It is difficult for some people to receive criticism, not necessarily because we are proud, but because we are sensitive to what others say about us.
We come to think that people say it because they truly believe it, and if they believe it is because there must indeed be something wrong with us.
That hurts us deeply and causes us insecurity.
So should we believe everything they say about us?
The other day, while reading a bible story, I found a parallel story in which I was able to answer that question.
Our parallel history is within the story of David and Goliath.
When the Philistines are challenging the Israelites to send a single man to fight Goliath, David appears on the scene to bring food to his older brothers.
Arriving and seeing what is going on, the young man asks why no one is going to fight with the giant.
While doing so, his older brother interrupts him with the following words:
Eliab, David’s older brother, heard him talk to the men and became furious with him.
He asked, “What have you come to do here?”
With whom have you left those few sheep in the wilderness?
I know you.
You are a daring and ill-intentioned.
I’m sure you’ve come to see the battle!
“And now what did I do?” David protested.
If I’ve barely opened my mouth!
Turning away from his brother, he asked others, who told him the same thing.
1 Samuel 18:28-30
If we look at the story, we can see that this is David’s older brother.
David had lived all his life with him, this brother tells him that he knows him well.
After telling him this, he expresses that he knows David is daring and ill-intentioned.
Think about it for a moment, what it means to us that a person who knows us so much and in whom we fully trust tells us such a thing.
This can have a very strong impact on a person’s mind, more so if it is a young person.
As I crossed paths with this episode, I wondered if this was really David’s way of being and his brother was telling the truth.
If so, David and Goliath’s account would take a completely different perspective.
But then I understood that Eliab’s words had another reason for being.
A few paragraphs earlier in the Bible, the prophet Samuel is going to anoint one of the brothers of David’s family as king.
When Samuel sees the older brother, he thinks that this is the one God has chosen for king, surely Eliab and his father would have thought the same.
Yet God didn’t want it that way.
In the end, after Samuel evaluated all of David’s older brothers, he asked to bring the younger one, David, and anointed him as king.
The reason Eliab was being like this with David, wasn’t because he really had arguments to say that kind of thing.
Instead, the older brother’s words were not true words.
These were intolerant words born of jealousy and envy.
Dear reader, often the negative things people say about us are not a reflection of reality.
But a reflection of toxic emotions and character weaknesses that these people need to learn to deal with.
What David does next is, dismissing those false words, he distances himself from his brother.
While it is true that we cannot consider ourselves perfect and dismiss every opinion about our character as false, we must also be careful to accept as true things that are not.
We live in the midst of wounded people, we ourselves are, full of wrong motivations.
That’s why, for the sake of taking care of our mental health, we must be careful with the ideas we allow into our minds and hearts about ourselves.
Those ideas can be seeds that grow to destroy us.
The best thing we can do when someone speaks to us in this way is to understand that it is not true and to distance ourselves from people who are trying to hurt us.
Likewise, we must be careful to evaluate what we say about others because we may be speaking in the same way that David’s brother did.
I hope these words have been a blessing to your life.
And what do you think?
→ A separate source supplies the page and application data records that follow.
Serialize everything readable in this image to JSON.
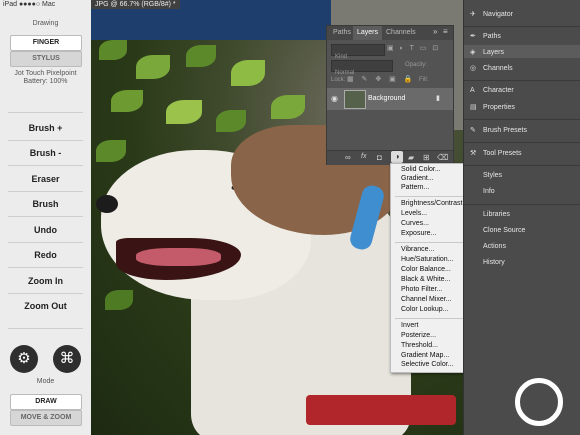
{
  "statusbar": {
    "text": "iPad ●●●●○ Mac"
  },
  "window_title": "JPG @ 66.7% (RGB/8#) *",
  "left_panel": {
    "drawing_label": "Drawing",
    "finger_label": "FINGER",
    "stylus_label": "STYLUS",
    "stylus_info_1": "Jot Touch Pixelpoint",
    "stylus_info_2": "Battery: 100%",
    "commands": [
      "Brush +",
      "Brush -",
      "Eraser",
      "Brush",
      "Undo",
      "Redo",
      "Zoom In",
      "Zoom Out"
    ],
    "gear_glyph": "⚙",
    "cmd_glyph": "⌘",
    "mode_label": "Mode",
    "draw_label": "DRAW",
    "move_zoom_label": "MOVE & ZOOM"
  },
  "layers_panel": {
    "tabs": [
      "Paths",
      "Layers",
      "Channels"
    ],
    "kind_label": "Kind",
    "blend_mode": "Normal",
    "opacity_label": "Opacity:",
    "lock_label": "Lock:",
    "fill_label": "Fill:",
    "layer_name": "Background",
    "menu_glyph": "≡"
  },
  "context_menu": {
    "groups": [
      [
        "Solid Color...",
        "Gradient...",
        "Pattern..."
      ],
      [
        "Brightness/Contrast...",
        "Levels...",
        "Curves...",
        "Exposure..."
      ],
      [
        "Vibrance...",
        "Hue/Saturation...",
        "Color Balance...",
        "Black & White...",
        "Photo Filter...",
        "Channel Mixer...",
        "Color Lookup..."
      ],
      [
        "Invert",
        "Posterize...",
        "Threshold...",
        "Gradient Map...",
        "Selective Color..."
      ]
    ]
  },
  "dock": {
    "items": [
      "Navigator",
      "Paths",
      "Layers",
      "Channels",
      "Character",
      "Properties",
      "Brush Presets",
      "Tool Presets",
      "Styles",
      "Info",
      "Libraries",
      "Clone Source",
      "Actions",
      "History"
    ]
  },
  "colors": {
    "panel_bg": "#535353",
    "dock_bg": "#4b4b4b",
    "left_bg": "#ececec",
    "menu_bg": "#f0f0f0"
  }
}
Are there people who have said false things about you? Share it in the comments.
A hug, God bless you.